Max Zhang is good in his role as Cheung, a struggling father who pulls rickshaws for a living. When he was somehow able to gain reputation for his fighting prowess, he challenges Ip Man’s position as the Wing Chun head cheese. He’s not really an antagonist as he doesn’t seem to be that bad of a guy, and the concept of martial arts masters struggling to have his own school for profit was established well in Ip Man 2. He could really use the boost, but Ip Man was just better than him.
The character that made me scratch my head the most in Ip Man 3 wasn’t Frank (he’s pretty awesome here), but Bruce Lee. I guess they had to have him be the nose-thumbing son of a gun that pop culture embraced here, and few truly know how he really acted when the cameras were turned off. Perhaps 19-year-old Bruce Lee really did act like that, far from the more natural 25-year-old Bruce Lee that auditioned for a role in The Green Hornet.
Of course, Donnie Yen is perfect here as always. Lynn Hung as Ip Man’s wife also gets a more prominent role here due to her subplot, which made for most of Ip Man’s motivations throughout the film, sacrificing his own reputation as a Wing Chun master for her. To top it off, she repays him with a chance to regain his martial honor, most likely confident that he would succeed. (I actually shed a tear in this part. I quite liked it.)
Wilson Yip pretty much had the formula down when it comes to collaborating with Donnie Yen and Yuen Woo-ping. Compared with another recent Yuen Woo-ping work—Crouching Tiger, Hidden Dragon: Sword of Destiny—this one has better “storytelling” in its fight scenes. Little details matter as much as the big movements, making for what I think is a martial artist’s martial arts movie.

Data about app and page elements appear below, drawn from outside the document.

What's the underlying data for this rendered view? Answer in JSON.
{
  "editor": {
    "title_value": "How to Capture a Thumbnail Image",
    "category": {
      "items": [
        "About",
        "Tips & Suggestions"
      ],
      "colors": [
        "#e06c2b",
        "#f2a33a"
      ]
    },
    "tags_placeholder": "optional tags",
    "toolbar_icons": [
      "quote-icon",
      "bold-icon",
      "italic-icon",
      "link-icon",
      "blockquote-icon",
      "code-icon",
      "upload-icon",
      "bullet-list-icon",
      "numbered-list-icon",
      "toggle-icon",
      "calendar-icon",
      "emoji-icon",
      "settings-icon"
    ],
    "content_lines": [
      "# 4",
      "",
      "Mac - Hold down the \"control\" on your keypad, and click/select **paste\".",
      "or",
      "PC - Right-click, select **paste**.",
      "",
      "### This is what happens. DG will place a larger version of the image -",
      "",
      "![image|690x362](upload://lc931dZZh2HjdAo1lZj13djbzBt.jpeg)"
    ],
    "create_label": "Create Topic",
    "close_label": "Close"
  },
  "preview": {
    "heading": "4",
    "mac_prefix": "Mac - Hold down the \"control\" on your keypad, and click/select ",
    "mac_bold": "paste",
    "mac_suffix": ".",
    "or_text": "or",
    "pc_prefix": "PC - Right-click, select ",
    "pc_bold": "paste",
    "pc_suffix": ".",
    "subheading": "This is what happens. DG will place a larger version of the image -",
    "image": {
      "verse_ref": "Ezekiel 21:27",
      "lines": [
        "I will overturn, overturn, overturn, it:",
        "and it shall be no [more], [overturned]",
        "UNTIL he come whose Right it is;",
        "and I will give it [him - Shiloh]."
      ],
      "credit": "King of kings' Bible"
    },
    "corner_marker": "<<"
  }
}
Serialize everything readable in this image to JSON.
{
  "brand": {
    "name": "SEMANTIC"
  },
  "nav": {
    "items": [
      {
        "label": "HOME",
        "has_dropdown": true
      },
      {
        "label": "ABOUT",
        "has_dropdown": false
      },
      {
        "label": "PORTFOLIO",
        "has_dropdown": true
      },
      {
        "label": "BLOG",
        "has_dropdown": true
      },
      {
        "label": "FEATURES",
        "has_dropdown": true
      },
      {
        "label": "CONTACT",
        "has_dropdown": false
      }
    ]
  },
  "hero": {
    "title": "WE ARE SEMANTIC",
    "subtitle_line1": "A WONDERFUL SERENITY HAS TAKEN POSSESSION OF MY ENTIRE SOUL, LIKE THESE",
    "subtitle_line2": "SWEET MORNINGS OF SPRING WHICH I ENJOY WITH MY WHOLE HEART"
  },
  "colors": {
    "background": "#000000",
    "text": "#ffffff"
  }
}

The penultimate scene that showed Ip Man peacefully coming to terms with losing his wife is a highlight for me. In this action film, there was a quiet moment that was framed and shot beautifully. That alone sums up how I like the cinematography and direction of Ip Man 3—something most usually don’t expect from action movies.
- Authentic Wing Chun action
- Well-crafted fight choreography
- Donnie Yen is excellent as always
- Max Zhang does well in his role
- Cool matchups with other styles
- Dying wife subplot adds some emotional depth
- Great final fight scene
- Mike Tyson
- Bruce Lee?
- Not exactly an "authentic" biopic (similar to Ip Man 2)
- Certain subplots and character motivations are questionable
- Mike Tyson?
- Bruce Lee
This and Ip Man 2 would've been right at home within the pages of a comic book, but this universe got this film version. Perhaps in some far-flung alternate universe, this was indeed a comic book and Ma Wing-shing's Storm Riders started out as a movie series instead.
It's a biopic of a kung fu master with Mike Tyson in it. What else can you say about it? It's wacky in its own way, yet it doesn't go far enough in taking itself too seriously. It could've gone so wrong in so many ways, yet Donnie Yen played such a badass straight man that perhaps the tongue-in-cheek quality of everything else here was kept in check.